05 August 2022
French prosecutors open war crime probe linked to Groupe Castel in CAR
France | It has taken French anti-terrorism prosecutors almost a year to open an investigation into allegations of potential complicity in war crimes, made against Groupe Castel in the Central African Republic (CAR).
The allegations that a local unit of Africa’s second-ranked brewer made payments to local militia were made by The Sentry, an American NGO, in an August 2021 report. The prosecutor will follow all leads, Reuters reported on 2 July 2022.
A subsidiary of Groupe Castel has financed and supported violent militias to protect its business interests in the Central African Republic, according to the report “Cultivating Atrocities” by the NGO The Sentry, which specialises in tracking down illicit financing in conflict zones.

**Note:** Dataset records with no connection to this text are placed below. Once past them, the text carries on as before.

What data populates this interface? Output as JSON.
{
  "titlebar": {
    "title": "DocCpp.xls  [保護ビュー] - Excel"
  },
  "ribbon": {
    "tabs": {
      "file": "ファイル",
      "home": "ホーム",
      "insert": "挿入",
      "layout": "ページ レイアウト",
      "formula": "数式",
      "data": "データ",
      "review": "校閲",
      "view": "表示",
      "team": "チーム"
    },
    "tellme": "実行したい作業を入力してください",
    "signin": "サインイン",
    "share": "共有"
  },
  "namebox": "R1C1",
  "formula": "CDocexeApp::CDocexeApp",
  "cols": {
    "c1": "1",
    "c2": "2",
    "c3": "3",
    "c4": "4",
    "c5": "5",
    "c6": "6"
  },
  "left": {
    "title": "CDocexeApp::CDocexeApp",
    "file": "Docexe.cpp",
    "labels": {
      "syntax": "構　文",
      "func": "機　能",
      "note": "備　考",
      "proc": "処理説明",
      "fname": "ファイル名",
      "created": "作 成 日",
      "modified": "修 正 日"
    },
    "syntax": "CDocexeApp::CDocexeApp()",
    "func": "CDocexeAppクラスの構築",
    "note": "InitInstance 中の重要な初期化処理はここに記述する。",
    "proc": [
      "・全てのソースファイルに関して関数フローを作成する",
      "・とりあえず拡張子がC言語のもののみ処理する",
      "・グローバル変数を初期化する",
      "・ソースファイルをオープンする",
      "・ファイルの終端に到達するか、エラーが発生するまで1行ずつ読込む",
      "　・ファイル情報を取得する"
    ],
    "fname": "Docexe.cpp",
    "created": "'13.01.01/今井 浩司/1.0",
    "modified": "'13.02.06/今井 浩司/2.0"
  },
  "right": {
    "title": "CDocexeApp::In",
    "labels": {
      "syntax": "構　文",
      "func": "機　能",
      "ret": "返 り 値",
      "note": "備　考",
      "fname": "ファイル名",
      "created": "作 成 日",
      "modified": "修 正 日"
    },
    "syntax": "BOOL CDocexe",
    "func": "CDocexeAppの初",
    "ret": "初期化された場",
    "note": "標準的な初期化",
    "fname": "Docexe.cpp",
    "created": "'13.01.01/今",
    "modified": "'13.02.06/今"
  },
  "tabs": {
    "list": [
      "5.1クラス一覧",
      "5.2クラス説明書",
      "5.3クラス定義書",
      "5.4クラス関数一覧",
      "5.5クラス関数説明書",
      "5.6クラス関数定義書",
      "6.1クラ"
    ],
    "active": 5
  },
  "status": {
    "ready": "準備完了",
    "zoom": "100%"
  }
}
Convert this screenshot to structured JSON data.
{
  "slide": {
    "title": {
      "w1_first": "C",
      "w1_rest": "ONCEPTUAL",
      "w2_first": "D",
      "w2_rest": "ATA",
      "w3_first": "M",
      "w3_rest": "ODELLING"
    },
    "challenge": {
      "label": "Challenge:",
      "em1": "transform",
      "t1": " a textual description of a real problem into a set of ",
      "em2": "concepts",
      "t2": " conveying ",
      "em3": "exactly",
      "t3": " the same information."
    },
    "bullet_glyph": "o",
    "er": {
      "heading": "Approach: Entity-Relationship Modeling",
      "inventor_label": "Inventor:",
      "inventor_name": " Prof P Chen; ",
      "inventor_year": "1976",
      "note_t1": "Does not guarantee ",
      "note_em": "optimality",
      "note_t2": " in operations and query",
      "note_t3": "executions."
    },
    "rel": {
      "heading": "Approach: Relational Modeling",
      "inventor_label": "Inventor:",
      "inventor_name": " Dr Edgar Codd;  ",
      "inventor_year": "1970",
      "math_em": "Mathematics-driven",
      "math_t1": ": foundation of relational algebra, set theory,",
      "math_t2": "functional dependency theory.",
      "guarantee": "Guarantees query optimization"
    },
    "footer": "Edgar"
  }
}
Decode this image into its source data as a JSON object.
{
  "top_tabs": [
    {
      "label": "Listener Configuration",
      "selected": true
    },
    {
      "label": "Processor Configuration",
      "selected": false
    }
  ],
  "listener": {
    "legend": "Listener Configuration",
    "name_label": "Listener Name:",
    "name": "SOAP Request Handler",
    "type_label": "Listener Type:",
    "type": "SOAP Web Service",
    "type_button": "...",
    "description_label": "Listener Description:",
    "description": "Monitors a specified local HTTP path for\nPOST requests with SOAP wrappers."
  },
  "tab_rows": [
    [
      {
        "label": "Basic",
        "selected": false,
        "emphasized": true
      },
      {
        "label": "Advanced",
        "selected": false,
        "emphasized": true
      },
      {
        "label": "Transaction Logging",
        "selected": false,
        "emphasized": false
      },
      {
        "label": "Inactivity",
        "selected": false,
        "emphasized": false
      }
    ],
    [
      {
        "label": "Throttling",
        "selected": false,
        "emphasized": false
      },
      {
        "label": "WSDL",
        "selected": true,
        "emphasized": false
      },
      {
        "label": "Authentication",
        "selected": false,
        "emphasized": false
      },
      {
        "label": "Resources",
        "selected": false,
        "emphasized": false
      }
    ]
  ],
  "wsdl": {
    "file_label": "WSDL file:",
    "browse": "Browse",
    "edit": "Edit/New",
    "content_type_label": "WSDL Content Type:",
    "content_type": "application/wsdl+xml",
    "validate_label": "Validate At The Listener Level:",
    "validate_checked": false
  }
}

It was co-founded by the actor George Clooney and the author John Prendergast in 2016.
Its report accuses a subsidiary of Castel of paying bribes to a militia, UPC, in order to secure the firm’s factory and sugar cane fields, plus the free movement on key roadways necessary for the provision of supplies.
Operating in a phantom state
It needs to be pointed out that the Central African Republic is a vast, but sparsely populated country of some 5 million people. After decades of internal strife, it has deteriorated to not a failed state but a phantom state. Although there is a government, it has little power outside the capital Bangui. Armed rebel groups – 14 by the World Bank’s count, plus the Wagner Group – control two-thirds of the country, including access to mining sites.
The country has rich natural resources like diamonds, gold, uranium, and other minerals. The current government has employed the Wagner Group, a shadowy band of mercenaries controlled by Russian oligarch Yevgeny Prigozhin, to “coup-proof” the regime. In exchange for protection, a mining company, also owned by Mr Prigozhin, gained exploratory mining rights to seven gold and diamond mines, the Council on Foreign Relations, a US think tank, reports.
Even at the risk of sounding cynical, it needs to be stressed that a militia’s stream of revenue usually rests on two pillars: extortion and the plunder of a country’s natural resources. That is usually enough money to purchase weapons, pay salaries, and make dole-outs to the poor.
Everyone pays the militias: local businesses, women going to the market, even NGOs. But except for western do-gooders, Africans usually see these extortion rackets as another type of tax, which is not paid to the government but to the local warlord.
Playing by the Western rule book
Therefore, it really depends on your point of view – the moralist’s versus the realist’s – if you regard the alleged payments as “bribes” or as “coerced protection money”. In any case, those who do not pay up will likely see their investments go up in flames, literally and metaphorically.
Ultimately, all businesses in fragile African countries need to decide for themselves if they want to play by local rules. Because if they do not, their only other option is to exit the country altogether.
Per Reuters, a spokesman for Groupe Castel said the company was fully cooperating with French authorities on the matter and that an internal investigation following the first accusations had shown no evidence of wrongdoing.